The first Parable-related point that Bishop Jakes made was that "Restoration is more than observation." We can no longer be a nation of people who can pass the ghetto on our way to Mardi Gras, to pass Harlem on our way to Manhattan, or to pass Compton on our way to Rodeo Drive while ignoring the poverty of our fellow Americans. Second, he raised the question, "Who is my neighbor?" Your neighbors are more than the people who look just like you; who live where you live; or who vote the way you vote. Third, he reminded us of the vision of our wounded neighbors lying by the side of the road (in the parable as well as in New Orleans), and how some people choose to pass them by - a powerful and humbling reminder that you can't help others if you exalt yourself above them. In the parable, the Samaritan came off his beast to help the bleeding man. "Come down where the pain and poverty is," recommended the Bishop. Fourth, Bishop Jakes pressed the fact that "Resources, not rhetoric, are what bring about meaningful changes in our lives." It's not what we say that is important. It's what we do that is important. Real leadership is defined by what we do. The Bishop suggests that we need to love our neighbors enough to "pay the bill." Fifth, he asked the question: "Are our relationships productive?" He said that we must know each other if we are to help one another, despite our distinctive perspectives.
Bishop Jakes spoke about the Twin Span Bridge that connects Slidell, Louisiana to New Orleans which was partially submerged by Katrina and will need rebuilding. He called it a symbol of our need to rebuild bridges between our ideas, perspectives and to build unity. "We can't multiply by dividing and we can't add by subtracting," said Bishop Jakes. If we rebuild that bridge with unity, it could make a real difference, letting go of the divisive illusion that we're black or white; Democrat or Republican; "right" or left." The true vision, he said is "One nation, under God, indivisible, with liberty and justice for all." He took his Five Points and compared each of them to a finger of one Helping Hand stretched out our nation's poor and underprivileged, and stretched out to those all over the world who've been ravaged by Poverty. He concluded that our nation - and the world - will be the place we've thought it could be when we've closely examined the lessons of the story of the Good Samaritan and applied them, with faith and action, to our society.
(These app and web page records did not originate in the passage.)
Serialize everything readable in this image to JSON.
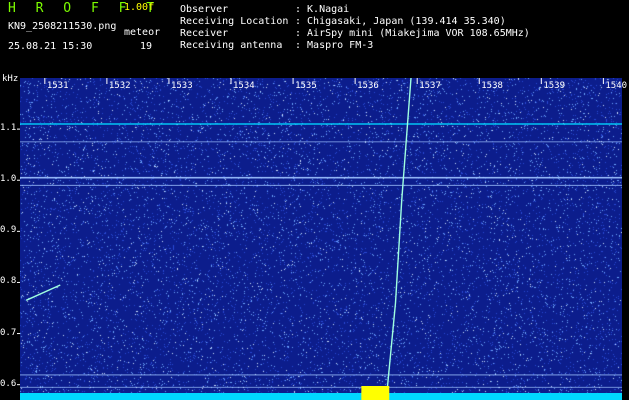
{
  "header": {
    "app_title": "H R O F F T",
    "version": "1.00f",
    "filename": "KN9_2508211530.png",
    "mode": "meteor",
    "datetime": "25.08.21 15:30",
    "count": "19"
  },
  "station_info": [
    {
      "label": "Observer",
      "value": ": K.Nagai"
    },
    {
      "label": "Receiving Location",
      "value": ": Chigasaki, Japan (139.414 35.340)"
    },
    {
      "label": "Receiver",
      "value": ": AirSpy mini (Miakejima VOR 108.65MHz)"
    },
    {
      "label": "Receiving antenna",
      "value": ": Maspro FM-3"
    }
  ],
  "colors": {
    "background": "#0c1d8c",
    "noise": "#6fa8ff",
    "echo": "#9fffe0",
    "baseline": "#00d8ff",
    "overload": "#ffff00",
    "text_green": "#7CFC00",
    "text_yellow": "#ffff00"
  },
  "chart_data": {
    "type": "heatmap",
    "ylabel": "kHz",
    "ylim": [
      0.57,
      1.2
    ],
    "y_ticks": [
      0.6,
      0.7,
      0.8,
      0.9,
      1.0,
      1.1
    ],
    "y_tick_labels": [
      "0.6",
      "0.7",
      "0.8",
      "0.9",
      "1.0",
      "1.1"
    ],
    "xlim": [
      1530.6,
      1540.3
    ],
    "x_ticks": [
      1531,
      1532,
      1533,
      1534,
      1535,
      1536,
      1537,
      1538,
      1539,
      1540
    ],
    "x_tick_labels": [
      "1531",
      "1532",
      "1533",
      "1534",
      "1535",
      "1536",
      "1537",
      "1538",
      "1539",
      "1540"
    ],
    "carrier_lines_khz": [
      1.11,
      1.075,
      1.005,
      0.99,
      0.619,
      0.595
    ],
    "overload_band": [
      1536.1,
      1536.55
    ],
    "traces": [
      {
        "points": [
          [
            1536.5,
            0.57
          ],
          [
            1536.65,
            0.76
          ],
          [
            1536.75,
            0.96
          ],
          [
            1536.9,
            1.2
          ]
        ]
      },
      {
        "points": [
          [
            1530.7,
            0.765
          ],
          [
            1531.25,
            0.795
          ]
        ]
      }
    ]
  }
}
Real leadership is defined by what we do.
How do you believe leadership in government has failed?
Do you agree that national unity is necessary to move us forward successfully in the war against Poverty?